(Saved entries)
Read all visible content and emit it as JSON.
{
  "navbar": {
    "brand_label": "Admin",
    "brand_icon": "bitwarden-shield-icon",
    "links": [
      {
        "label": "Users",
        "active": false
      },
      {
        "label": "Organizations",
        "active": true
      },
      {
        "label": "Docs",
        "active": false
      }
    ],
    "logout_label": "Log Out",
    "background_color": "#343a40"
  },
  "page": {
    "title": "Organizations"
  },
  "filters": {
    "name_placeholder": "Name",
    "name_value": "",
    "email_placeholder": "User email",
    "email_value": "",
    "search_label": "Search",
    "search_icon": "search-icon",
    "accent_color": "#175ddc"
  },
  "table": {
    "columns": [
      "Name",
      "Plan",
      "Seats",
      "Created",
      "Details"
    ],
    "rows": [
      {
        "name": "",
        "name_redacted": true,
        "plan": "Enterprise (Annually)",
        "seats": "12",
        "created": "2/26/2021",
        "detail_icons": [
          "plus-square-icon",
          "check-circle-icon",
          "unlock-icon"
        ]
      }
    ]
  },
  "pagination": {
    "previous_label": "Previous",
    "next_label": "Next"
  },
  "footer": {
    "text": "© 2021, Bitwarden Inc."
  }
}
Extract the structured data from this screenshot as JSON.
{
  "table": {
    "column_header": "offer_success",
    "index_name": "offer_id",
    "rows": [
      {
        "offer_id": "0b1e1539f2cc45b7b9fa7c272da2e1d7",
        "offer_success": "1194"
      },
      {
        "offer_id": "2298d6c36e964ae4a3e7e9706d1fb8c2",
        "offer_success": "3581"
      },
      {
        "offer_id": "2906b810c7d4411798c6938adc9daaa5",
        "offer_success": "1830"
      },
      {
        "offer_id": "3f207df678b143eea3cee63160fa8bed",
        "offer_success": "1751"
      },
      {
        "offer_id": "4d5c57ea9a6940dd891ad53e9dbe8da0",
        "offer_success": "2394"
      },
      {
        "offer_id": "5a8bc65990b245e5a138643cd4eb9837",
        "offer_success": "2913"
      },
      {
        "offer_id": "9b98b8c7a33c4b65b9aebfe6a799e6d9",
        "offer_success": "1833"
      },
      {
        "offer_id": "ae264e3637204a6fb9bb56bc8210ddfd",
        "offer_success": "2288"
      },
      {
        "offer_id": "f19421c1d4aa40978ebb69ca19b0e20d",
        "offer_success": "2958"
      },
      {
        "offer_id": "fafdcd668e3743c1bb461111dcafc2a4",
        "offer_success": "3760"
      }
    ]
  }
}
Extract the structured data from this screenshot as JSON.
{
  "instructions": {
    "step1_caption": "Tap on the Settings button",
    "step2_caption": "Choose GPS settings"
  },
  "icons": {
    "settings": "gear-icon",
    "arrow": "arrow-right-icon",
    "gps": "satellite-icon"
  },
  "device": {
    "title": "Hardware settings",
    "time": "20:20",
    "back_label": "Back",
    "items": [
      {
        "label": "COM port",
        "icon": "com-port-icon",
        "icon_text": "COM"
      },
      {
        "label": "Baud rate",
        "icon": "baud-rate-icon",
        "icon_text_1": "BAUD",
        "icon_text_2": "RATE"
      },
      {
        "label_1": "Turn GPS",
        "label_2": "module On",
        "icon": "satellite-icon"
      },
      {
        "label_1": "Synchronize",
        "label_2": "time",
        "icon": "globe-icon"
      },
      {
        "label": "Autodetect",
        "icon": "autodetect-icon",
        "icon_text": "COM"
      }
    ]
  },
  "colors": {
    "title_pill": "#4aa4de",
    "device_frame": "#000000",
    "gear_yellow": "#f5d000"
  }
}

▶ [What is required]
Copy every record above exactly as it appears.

▶ [Answer for this exercise]
Read all visible content and emit it as JSON.
{
  "navbar": {
    "brand_label": "Admin",
    "brand_icon": "bitwarden-shield-icon",
    "links": [
      {
        "label": "Users",
        "active": false
      },
      {
        "label": "Organizations",
        "active": true
      },
      {
        "label": "Docs",
        "active": false
      }
    ],
    "logout_label": "Log Out",
    "background_color": "#343a40"
  },
  "page": {
    "title": "Organizations"
  },
  "filters": {
    "name_placeholder": "Name",
    "name_value": "",
    "email_placeholder": "User email",
    "email_value": "",
    "search_label": "Search",
    "search_icon": "search-icon",
    "accent_color": "#175ddc"
  },
  "table": {
    "columns": [
      "Name",
      "Plan",
      "Seats",
      "Created",
      "Details"
    ],
    "rows": [
      {
        "name": "",
        "name_redacted": true,
        "plan": "Enterprise (Annually)",
        "seats": "12",
        "created": "2/26/2021",
        "detail_icons": [
          "plus-square-icon",
          "check-circle-icon",
          "unlock-icon"
        ]
      }
    ]
  },
  "pagination": {
    "previous_label": "Previous",
    "next_label": "Next"
  },
  "footer": {
    "text": "© 2021, Bitwarden Inc."
  }
}
Extract the structured data from this screenshot as JSON.
{
  "table": {
    "column_header": "offer_success",
    "index_name": "offer_id",
    "rows": [
      {
        "offer_id": "0b1e1539f2cc45b7b9fa7c272da2e1d7",
        "offer_success": "1194"
      },
      {
        "offer_id": "2298d6c36e964ae4a3e7e9706d1fb8c2",
        "offer_success": "3581"
      },
      {
        "offer_id": "2906b810c7d4411798c6938adc9daaa5",
        "offer_success": "1830"
      },
      {
        "offer_id": "3f207df678b143eea3cee63160fa8bed",
        "offer_success": "1751"
      },
      {
        "offer_id": "4d5c57ea9a6940dd891ad53e9dbe8da0",
        "offer_success": "2394"
      },
      {
        "offer_id": "5a8bc65990b245e5a138643cd4eb9837",
        "offer_success": "2913"
      },
      {
        "offer_id": "9b98b8c7a33c4b65b9aebfe6a799e6d9",
        "offer_success": "1833"
      },
      {
        "offer_id": "ae264e3637204a6fb9bb56bc8210ddfd",
        "offer_success": "2288"
      },
      {
        "offer_id": "f19421c1d4aa40978ebb69ca19b0e20d",
        "offer_success": "2958"
      },
      {
        "offer_id": "fafdcd668e3743c1bb461111dcafc2a4",
        "offer_success": "3760"
      }
    ]
  }
}
Extract the structured data from this screenshot as JSON.
{
  "instructions": {
    "step1_caption": "Tap on the Settings button",
    "step2_caption": "Choose GPS settings"
  },
  "icons": {
    "settings": "gear-icon",
    "arrow": "arrow-right-icon",
    "gps": "satellite-icon"
  },
  "device": {
    "title": "Hardware settings",
    "time": "20:20",
    "back_label": "Back",
    "items": [
      {
        "label": "COM port",
        "icon": "com-port-icon",
        "icon_text": "COM"
      },
      {
        "label": "Baud rate",
        "icon": "baud-rate-icon",
        "icon_text_1": "BAUD",
        "icon_text_2": "RATE"
      },
      {
        "label_1": "Turn GPS",
        "label_2": "module On",
        "icon": "satellite-icon"
      },
      {
        "label_1": "Synchronize",
        "label_2": "time",
        "icon": "globe-icon"
      },
      {
        "label": "Autodetect",
        "icon": "autodetect-icon",
        "icon_text": "COM"
      }
    ]
  },
  "colors": {
    "title_pill": "#4aa4de",
    "device_frame": "#000000",
    "gear_yellow": "#f5d000"
  }
}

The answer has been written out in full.